Post has had a few successful children's brands of cereal over the years.
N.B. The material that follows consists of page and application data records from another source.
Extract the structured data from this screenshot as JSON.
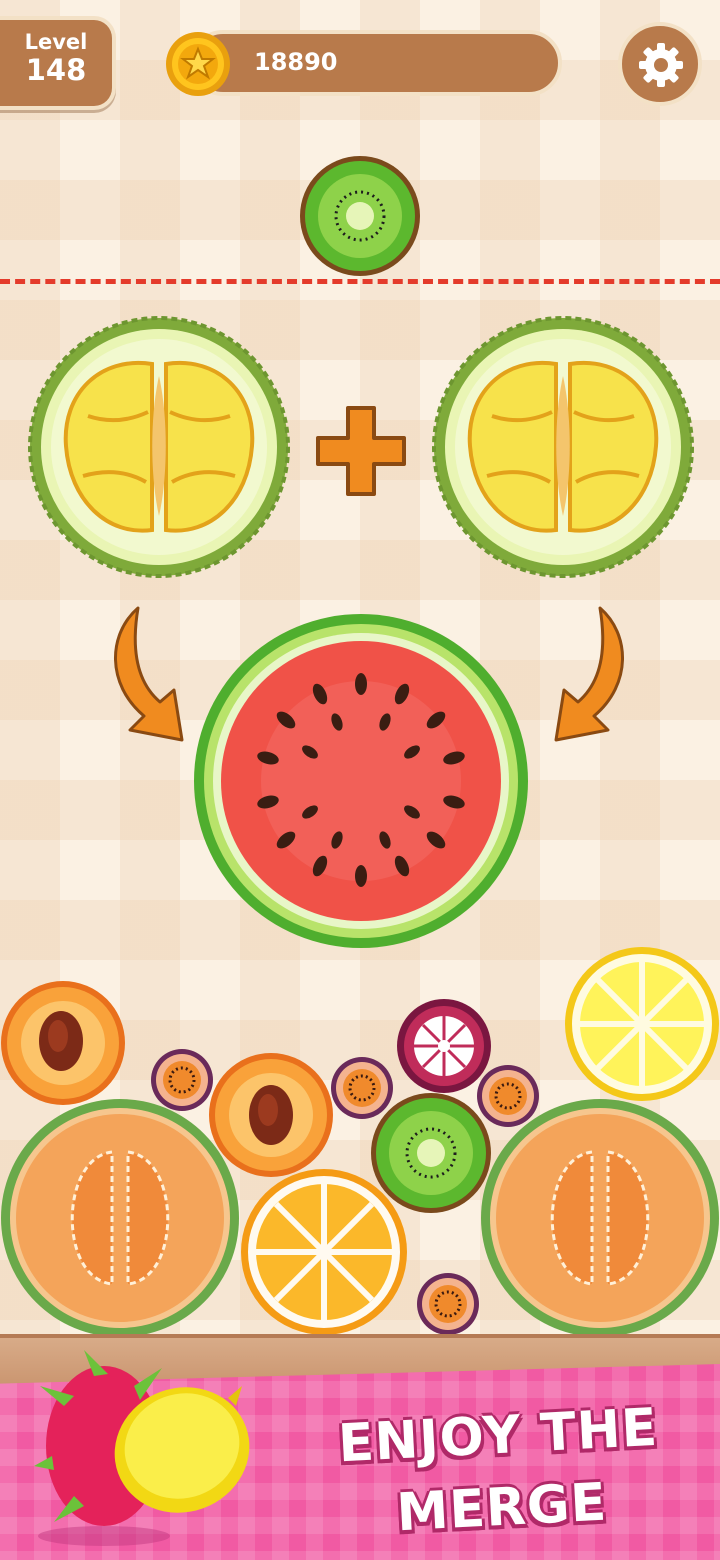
{
  "hud": {
    "level_label": "Level",
    "level_value": "148",
    "coins": "18890",
    "settings_icon": "gear-icon",
    "coin_icon": "star-coin-icon"
  },
  "colors": {
    "hud_brown": "#b87a4b",
    "danger_line": "#e43b2b",
    "arrow_orange": "#f08b1f",
    "banner_pink": "#f15aa3"
  },
  "tutorial": {
    "left_fruit": "durian",
    "right_fruit": "durian",
    "operator_icon": "plus-icon",
    "result_fruit": "watermelon",
    "arrow_icons": [
      "curved-arrow-down-right-icon",
      "curved-arrow-down-left-icon"
    ]
  },
  "next_fruit": "kiwi",
  "board_fruits": [
    "peach",
    "passion-fruit",
    "peach",
    "passion-fruit",
    "mangosteen",
    "lemon",
    "passion-fruit",
    "kiwi",
    "cantaloupe",
    "orange",
    "cantaloupe",
    "passion-fruit"
  ],
  "banner": {
    "tagline_line1": "ENJOY THE",
    "tagline_line2": "MERGE",
    "decor_fruits": [
      "dragon-fruit",
      "lemon"
    ]
  }
}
In my opinion, their most notably children's brands are Honeycomb, Cocoa Pebbles and Fruity Pebbles. Even with those successes, I always perceived Post Cereal to be more of a second tier imitator of Kellogg's and cut from the same mold of other second tier imitators as Hunts Ketchup (Heinz) and Keebler Cookies (Nabisco). Note: I'm leaving Pepsi and Burger King out of this conversation.

In 1979, Post Cereal hired Steve Garvey as a spokesman and produced twelve different of premiums on boxes of Post Raisin Bran titled "Steve Garvey's Baseball Tips". The first six were available on fifteen ounce boxes and the second six were available on twenty ounce boxes.

Below is a breakdown of what each looked liked.

#1 The Batting Stance

Instead of doing a breakdown of each card, I'd note the following specifics are found on each card.
  • The cards are hand cut from the cereal box
  • There's no writing on the back of the cards
  • Steve's picture is found on the top left of each card
  • Each card covers a specific baseball skill
  • Steve provides his tip on the specific skill in two to three paragraphs
  • A cartoon showing the skill is on the far right.
#2 Bunting

#3 Rounding First Base

#4 The Grip in Throwing

#5 Fielding a Pop-Up

#6 Proper Fielding Stances

#7 On-Deck Observation

#8 Sliding

#9 Hitting to the Opposite Field

#10 Throwing from the Outfield

#11 Mental Preparation for each Play

 #12 Total Conditioning